Emile Habiby’s The Secret Life of Saeed: The Pessoptimist (1974) is an autobiographical novel constructed in an epistolary form set in embedded narratives. Saeed recalls having lived as an Arab-Israeli (Palestinians living inside Israel) within the borders of Israel where the only means of ensuring his safety was to pass information to the Knesset. He humorously recounts that, “During the fighting in 1948 they waylaid us and opened fire, shooting my father, may he rest in peace. I escaped because a stray donkey came into the line of fire and they shot it, so it died in place of me. My subsequent life in Israel, then, was really a gift from that unfortunate beast. What value then, honored sir, should we assign to this life of mine?”

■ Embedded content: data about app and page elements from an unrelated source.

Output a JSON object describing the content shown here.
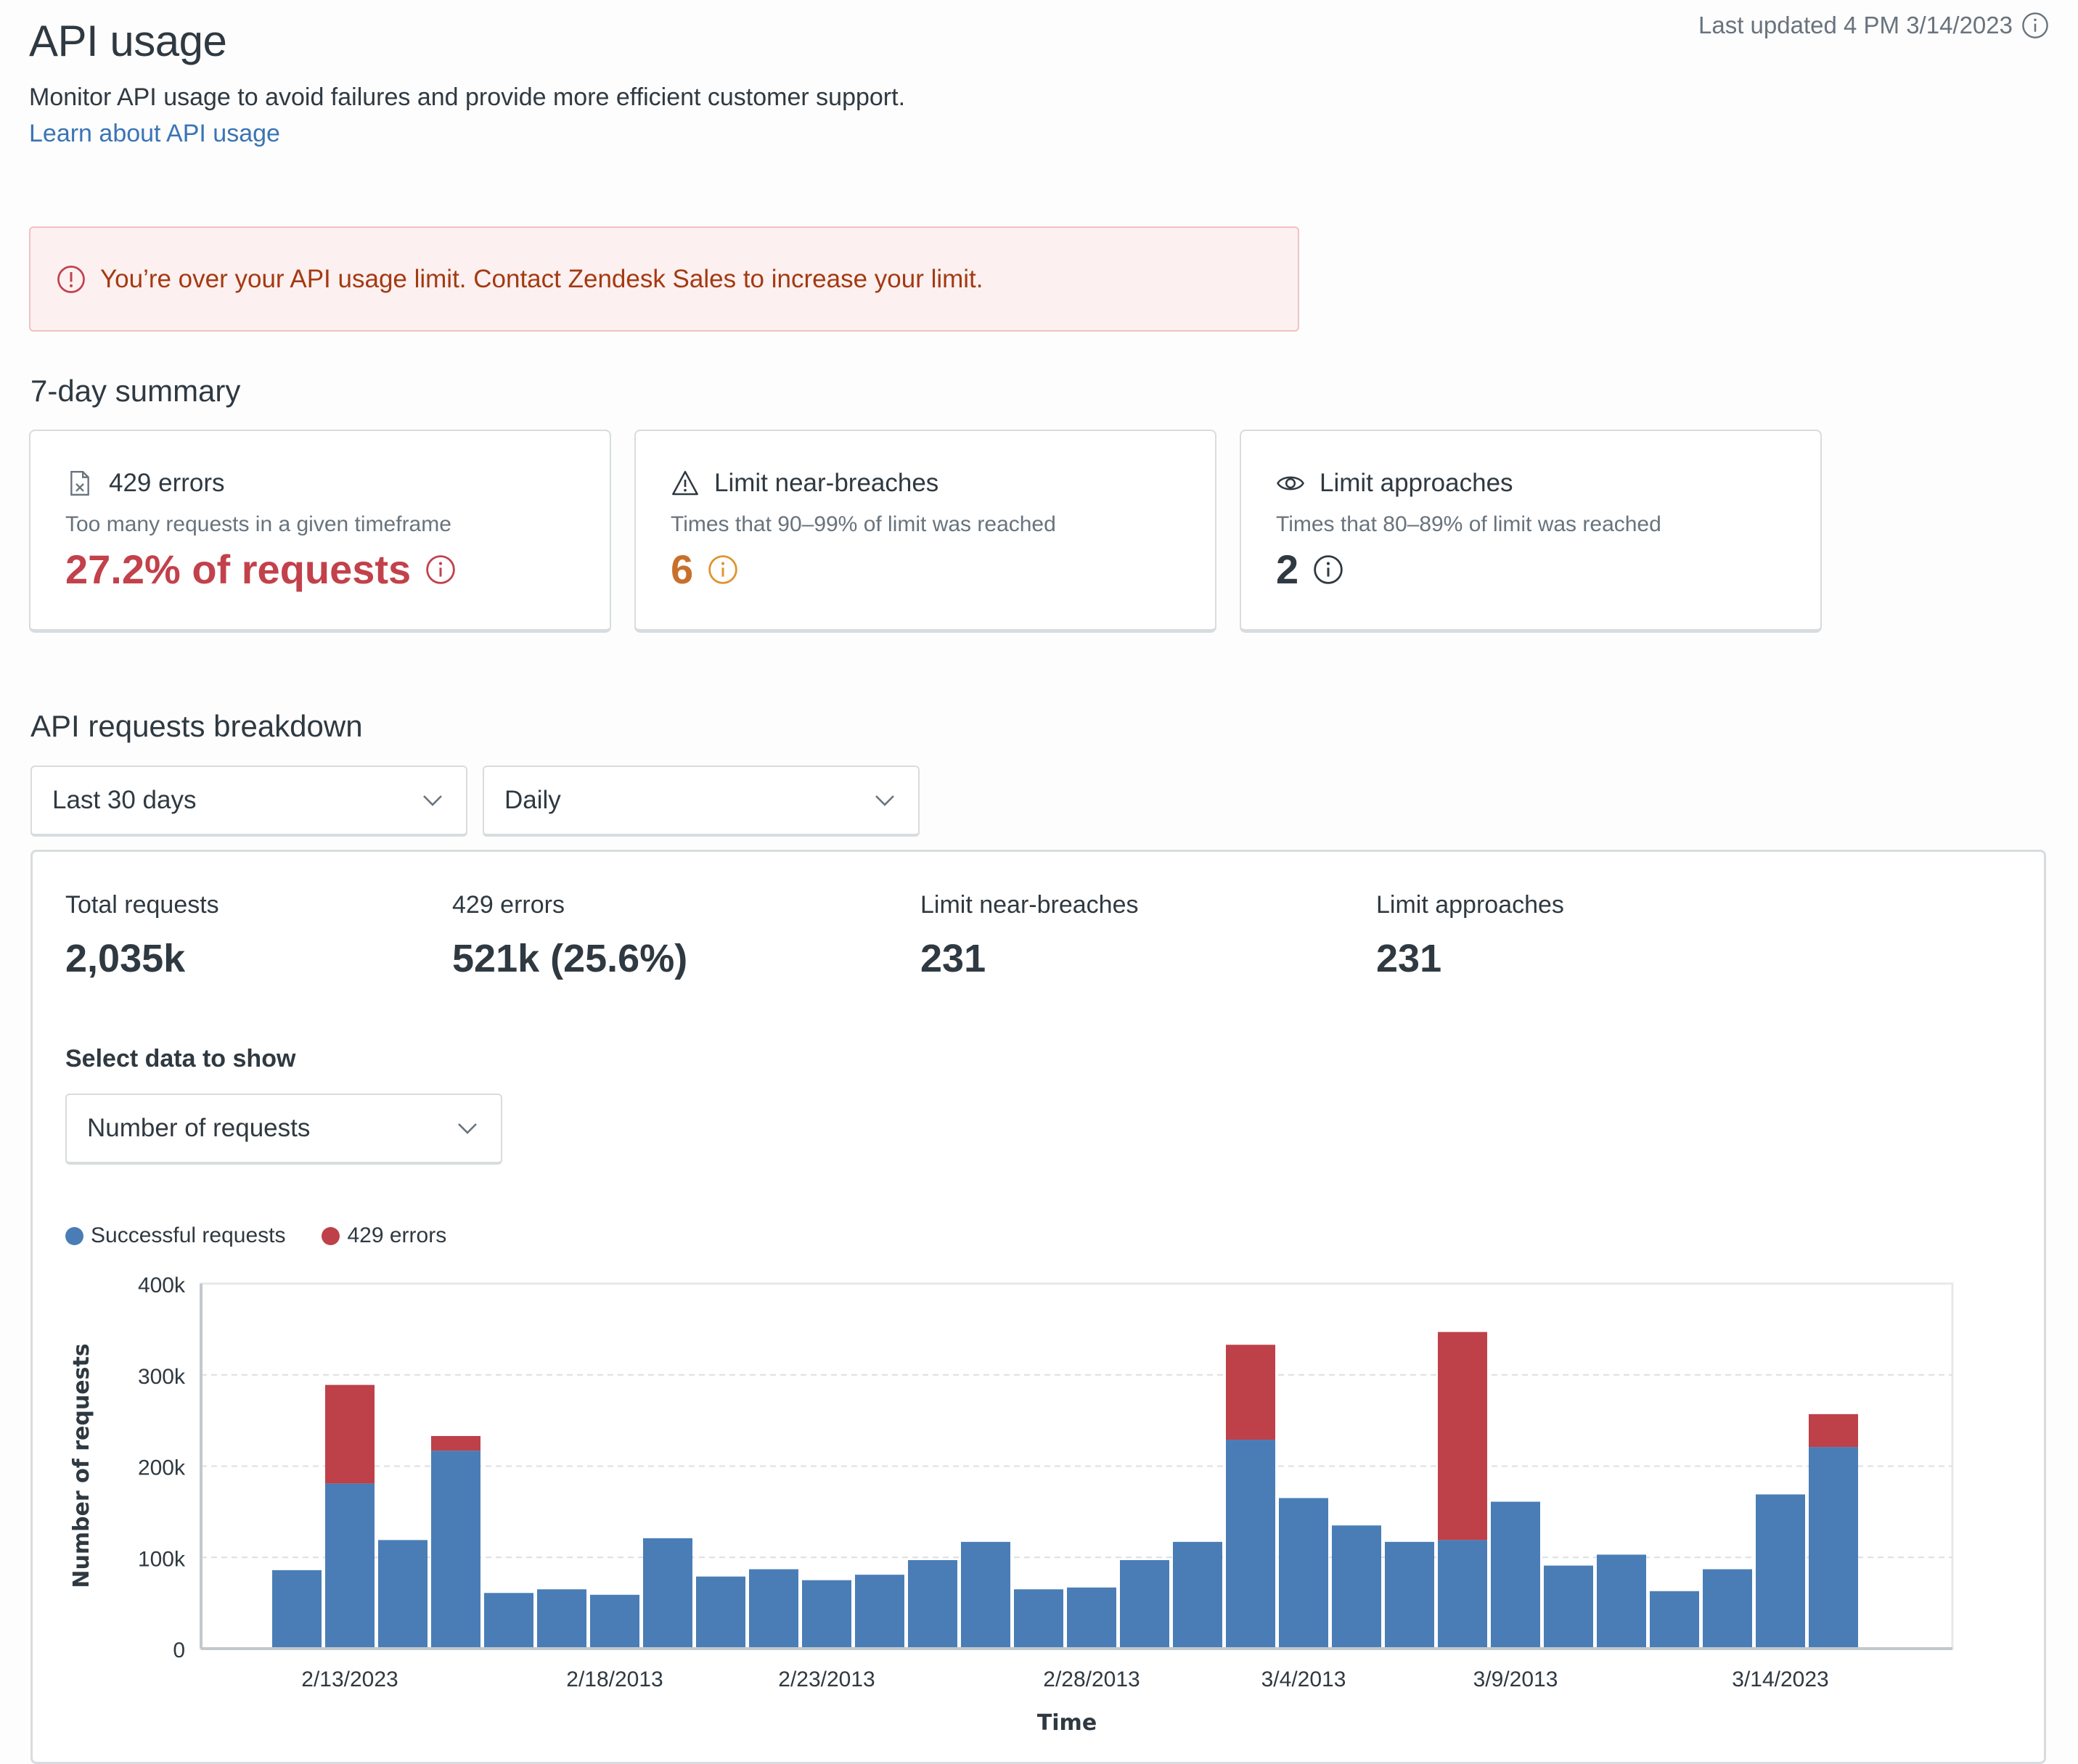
{
  "header": {
    "title": "API usage",
    "subtitle": "Monitor API usage to avoid failures and provide more efficient customer support.",
    "learn_link": "Learn about API usage",
    "last_updated": "Last updated 4 PM 3/14/2023",
    "info_icon": "info-icon"
  },
  "alert": {
    "icon": "alert-circle-icon",
    "message": "You’re over your API usage limit. Contact Zendesk Sales to increase your limit."
  },
  "summary": {
    "title": "7-day summary",
    "cards": [
      {
        "icon": "file-error-icon",
        "title": "429 errors",
        "description": "Too many requests in a given timeframe",
        "value": "27.2% of requests",
        "color": "#c2414b"
      },
      {
        "icon": "warning-triangle-icon",
        "title": "Limit near-breaches",
        "description": "Times that 90–99% of limit was reached",
        "value": "6",
        "color": "#c8702b"
      },
      {
        "icon": "eye-icon",
        "title": "Limit approaches",
        "description": "Times that 80–89% of limit was reached",
        "value": "2",
        "color": "#2f3941"
      }
    ]
  },
  "breakdown": {
    "title": "API requests breakdown",
    "range_select": {
      "value": "Last 30 days"
    },
    "interval_select": {
      "value": "Daily"
    },
    "stats": [
      {
        "label": "Total requests",
        "value": "2,035k"
      },
      {
        "label": "429 errors",
        "value": "521k (25.6%)"
      },
      {
        "label": "Limit near-breaches",
        "value": "231"
      },
      {
        "label": "Limit approaches",
        "value": "231"
      }
    ],
    "data_select": {
      "label": "Select data to show",
      "value": "Number of requests"
    }
  },
  "colors": {
    "success": "#4a7db6",
    "error": "#be4049",
    "alert_bg": "#fcf0f0",
    "link": "#3a74b5"
  },
  "chart_data": {
    "type": "bar",
    "stacked": true,
    "title": "",
    "xlabel": "Time",
    "ylabel": "Number of requests",
    "ylim": [
      0,
      400000
    ],
    "yticks": [
      0,
      100000,
      200000,
      300000,
      400000
    ],
    "ytick_labels": [
      "0",
      "100k",
      "200k",
      "300k",
      "400k"
    ],
    "xtick_labels": [
      {
        "index": 1,
        "label": "2/13/2023"
      },
      {
        "index": 6,
        "label": "2/18/2013"
      },
      {
        "index": 10,
        "label": "2/23/2013"
      },
      {
        "index": 15,
        "label": "2/28/2013"
      },
      {
        "index": 19,
        "label": "3/4/2013"
      },
      {
        "index": 23,
        "label": "3/9/2013"
      },
      {
        "index": 28,
        "label": "3/14/2023"
      }
    ],
    "grid": true,
    "legend": "top-left",
    "series": [
      {
        "name": "Successful requests",
        "color": "#4a7db6",
        "values": [
          86000,
          181000,
          119000,
          217000,
          61000,
          65000,
          59000,
          121000,
          79000,
          87000,
          75000,
          81000,
          97000,
          117000,
          65000,
          67000,
          97000,
          117000,
          229000,
          165000,
          135000,
          117000,
          119000,
          161000,
          91000,
          103000,
          63000,
          87000,
          169000,
          221000
        ]
      },
      {
        "name": "429 errors",
        "color": "#be4049",
        "values": [
          0,
          108000,
          0,
          16000,
          0,
          0,
          0,
          0,
          0,
          0,
          0,
          0,
          0,
          0,
          0,
          0,
          0,
          0,
          104000,
          0,
          0,
          0,
          228000,
          0,
          0,
          0,
          0,
          0,
          0,
          36000
        ]
      }
    ]
  }
}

This tragicomic character says he comes from a lineage of pessoptimism. He has been able to survive the Nakba and everything that followed only because of this attitude where one acknowledges the ill twists of fate but is grateful that things are not worse than they already are. While it seems to be an adaptation of ‘sumud’ or the steadfastness Palestinians display in the face of Israeli aggression, Saeed also shows the difficulty faced by Palestinians in preserving a sense of community when even daily sustenance for the individual in the face of Israeli oppression is a gigantic task. Palestinian memory of the Nakba serves as a counter-hegemonic narrative to Israel’s dominant nationalist narrative.

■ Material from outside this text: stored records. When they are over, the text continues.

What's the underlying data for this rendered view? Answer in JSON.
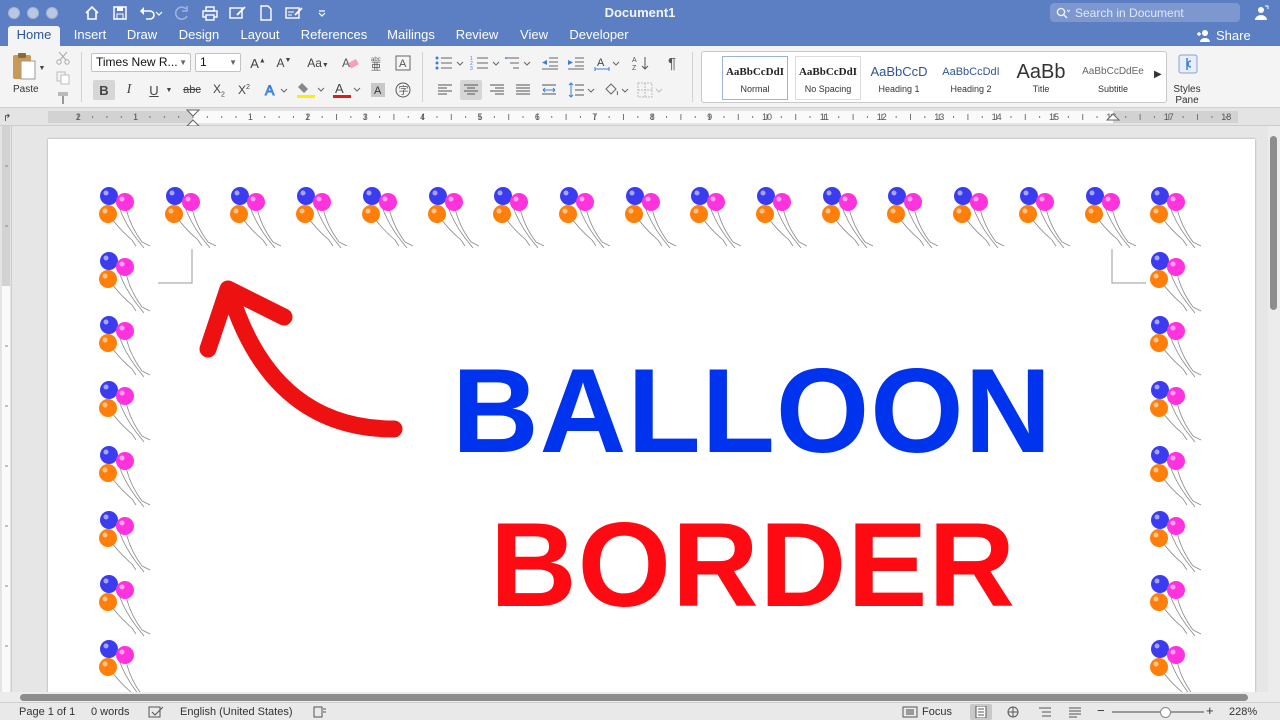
{
  "window": {
    "title": "Document1",
    "search_placeholder": "Search in Document"
  },
  "tabs": [
    {
      "label": "Home"
    },
    {
      "label": "Insert"
    },
    {
      "label": "Draw"
    },
    {
      "label": "Design"
    },
    {
      "label": "Layout"
    },
    {
      "label": "References"
    },
    {
      "label": "Mailings"
    },
    {
      "label": "Review"
    },
    {
      "label": "View"
    },
    {
      "label": "Developer"
    }
  ],
  "share_label": "Share",
  "ribbon": {
    "paste_label": "Paste",
    "font_name": "Times New R...",
    "font_size": "1",
    "styles": [
      {
        "sample": "AaBbCcDdI",
        "name": "Normal"
      },
      {
        "sample": "AaBbCcDdI",
        "name": "No Spacing"
      },
      {
        "sample": "AaBbCcD",
        "name": "Heading 1"
      },
      {
        "sample": "AaBbCcDdI",
        "name": "Heading 2"
      },
      {
        "sample": "AaBb",
        "name": "Title"
      },
      {
        "sample": "AaBbCcDdEe",
        "name": "Subtitle"
      }
    ],
    "styles_pane_label": "Styles Pane"
  },
  "ruler": {
    "labels": [
      "2",
      "1",
      "1",
      "2",
      "3",
      "4",
      "5",
      "6",
      "7",
      "8",
      "9",
      "10",
      "11",
      "12",
      "13",
      "14",
      "15",
      "16",
      "17",
      "18"
    ]
  },
  "document": {
    "line1": "BALLOON",
    "line2": "BORDER",
    "line1_color": "#0033ee",
    "line2_color": "#ff0a12",
    "arrow_color": "#ee1111",
    "balloon_colors": [
      "#3b3bf0",
      "#ff33dd",
      "#ff7f0a"
    ]
  },
  "status": {
    "page": "Page 1 of 1",
    "words": "0 words",
    "language": "English (United States)",
    "focus": "Focus",
    "zoom": "228%"
  },
  "colors": {
    "titlebar": "#5b7fc2",
    "accent": "#2b579a"
  }
}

In her memoir In Search of Fatima (2002), Ghada Karmi narrates how her family went into exile in London before the Nakba of 1948. In exile, “No one spoke about the circumstances which had prompted our departure from our home, or explained the history or politics of it,” and she says that this played directly into her loss of memory about Palestine. Meanwhile, “Palestinian parents (in refugee camps) told their children every detail of the villages and towns they had come from, showed them they keys to the houses they had to abandon, recounted stories of their past lives, such that in years to come these children knew Palestine as if they themselves had lived there”.

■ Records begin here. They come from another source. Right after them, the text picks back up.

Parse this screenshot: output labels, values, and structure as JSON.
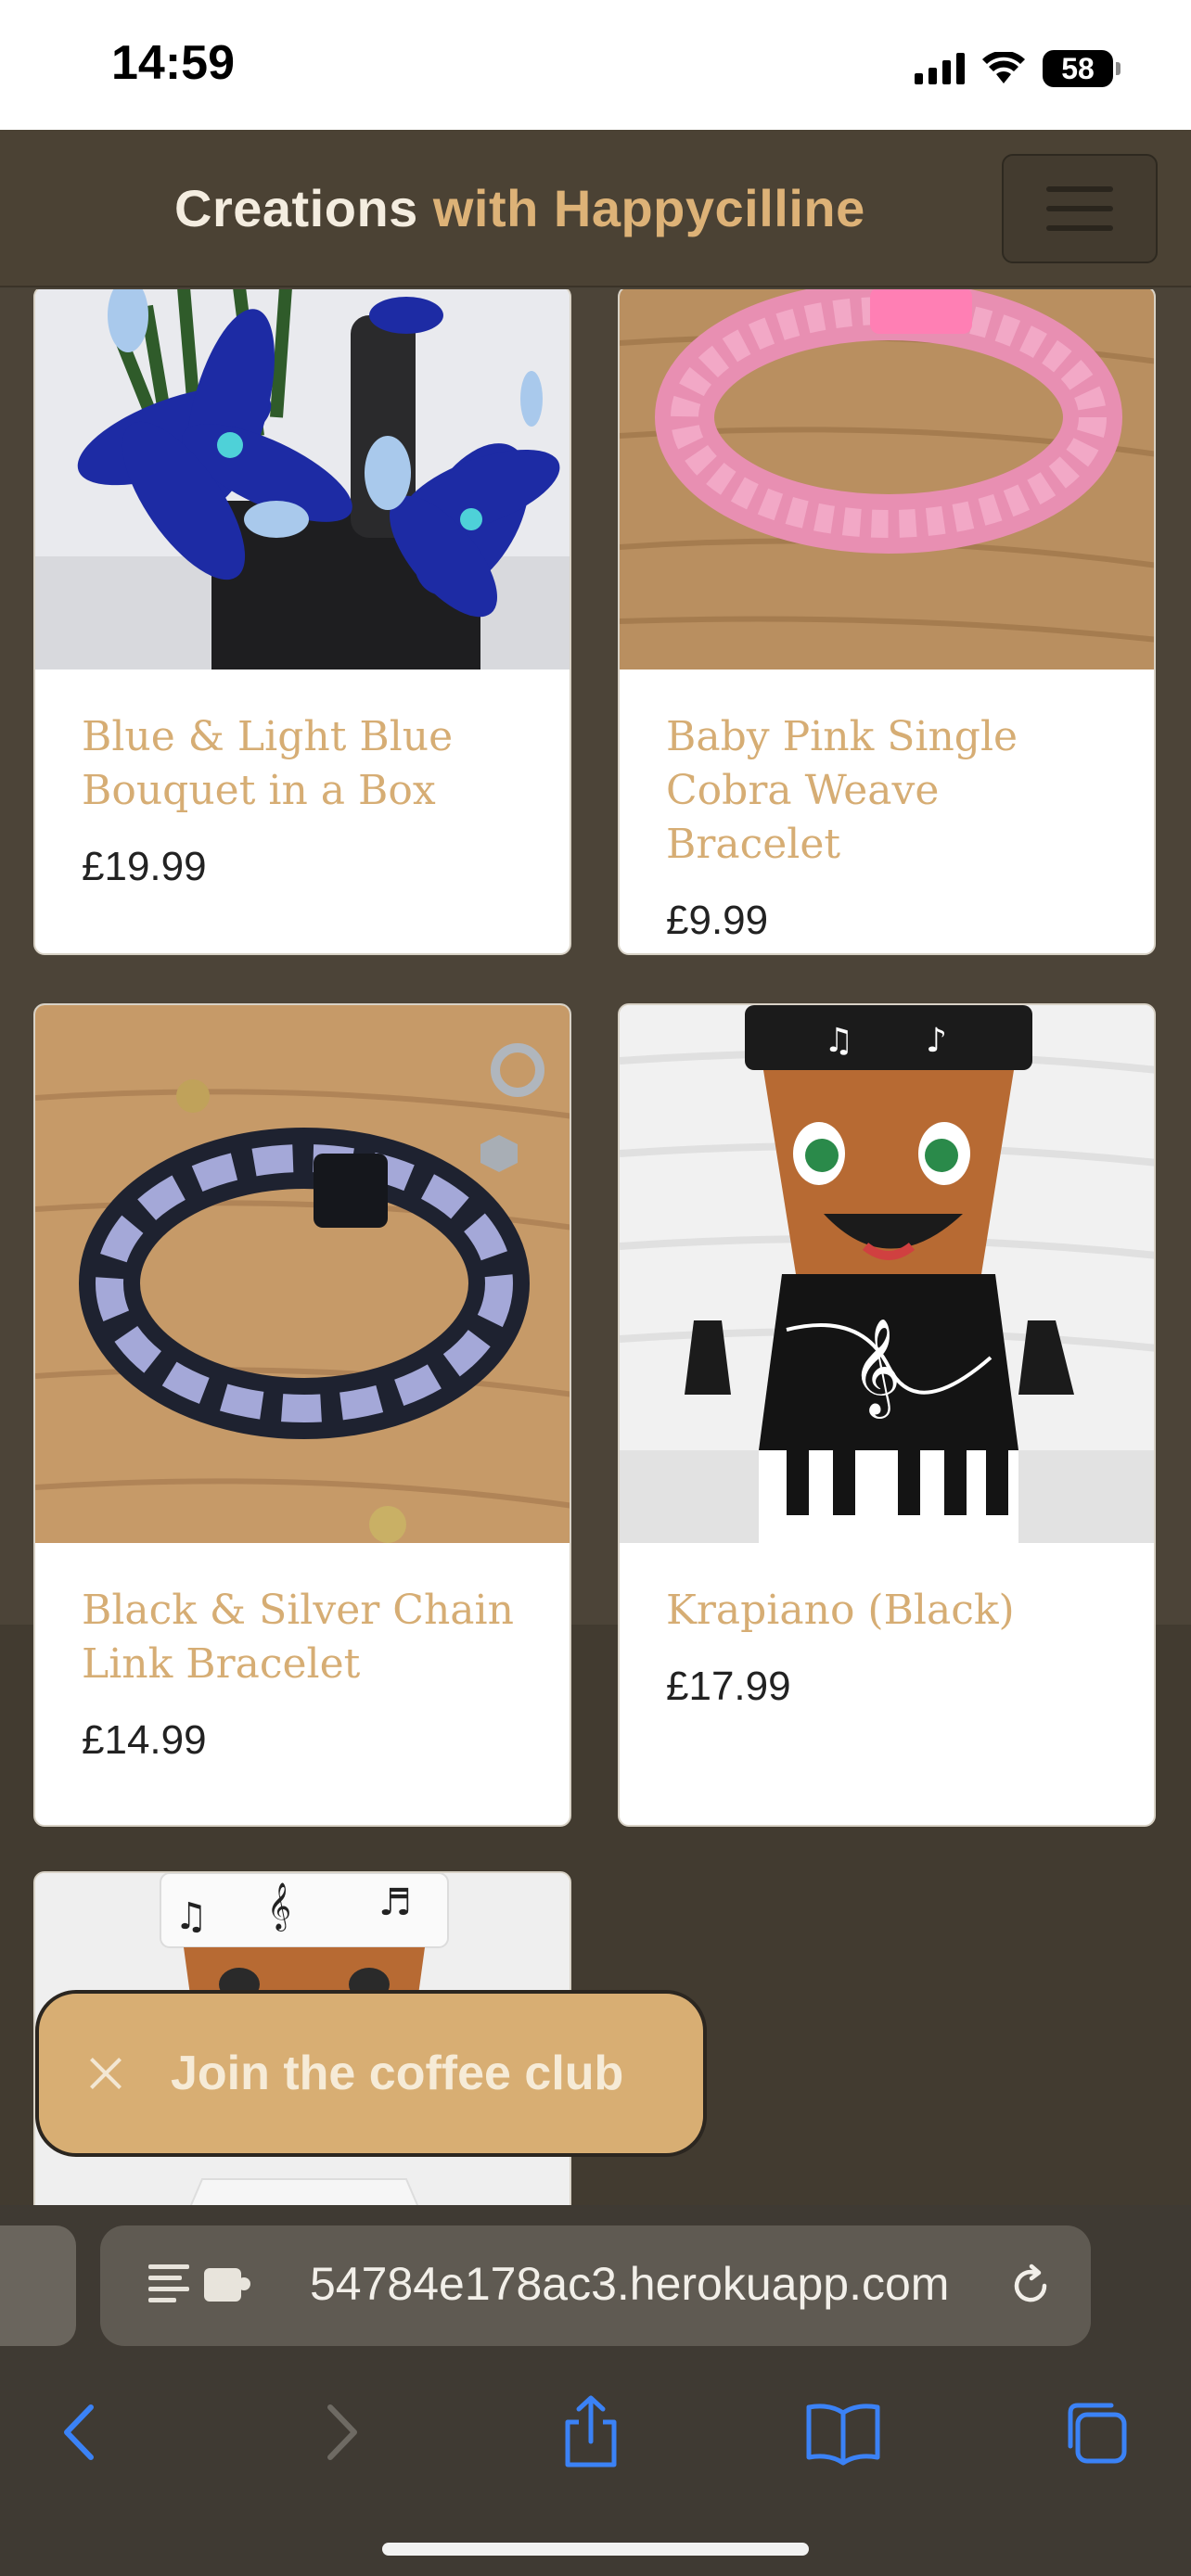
{
  "status_bar": {
    "time": "14:59",
    "battery": "58"
  },
  "navbar": {
    "brand_part1": "Creations",
    "brand_part2": "with Happycilline",
    "menu_icon": "hamburger-menu-icon"
  },
  "products": [
    {
      "title": "Blue & Light Blue Bouquet in a Box",
      "price": "£19.99"
    },
    {
      "title": "Baby Pink Single Cobra Weave Bracelet",
      "price": "£9.99"
    },
    {
      "title": "Black & Silver Chain Link Bracelet",
      "price": "£14.99"
    },
    {
      "title": "Krapiano (Black)",
      "price": "£17.99"
    }
  ],
  "coffee_club": {
    "label": "Join the coffee club"
  },
  "browser": {
    "url": "54784e178ac3.herokuapp.com"
  },
  "colors": {
    "accent": "#ddb277",
    "navbar": "#4b4234",
    "title_gold": "#d6ad74",
    "safari_blue": "#3b82f6"
  }
}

To remember is a struggle but a necessary struggle nonetheless, and literary narratives do not let silence engulf these memories with darkness and ensure that Palestinian personal and political history is never forgotten. Thus remembering the Nakba more than seventy years later is not just a way to remember a historical event. It shows that the “Great Catastrophe” for Palestinians continues even today in the time of the coronavirus, as they protest the further demolition of Palestinian houses in the West Bank and the never-ending blockade in Gaza.
The French philosopher Paul Ricouer says that “the duty to remember is to keep alive the memory of suffering over against the general tendency of history to celebrate the victors.”  Remembering is an ethical act and Palestinian memory of the Nakba is even more crucial in the time of the coronavirus when usual forms of resistance have been made impossible.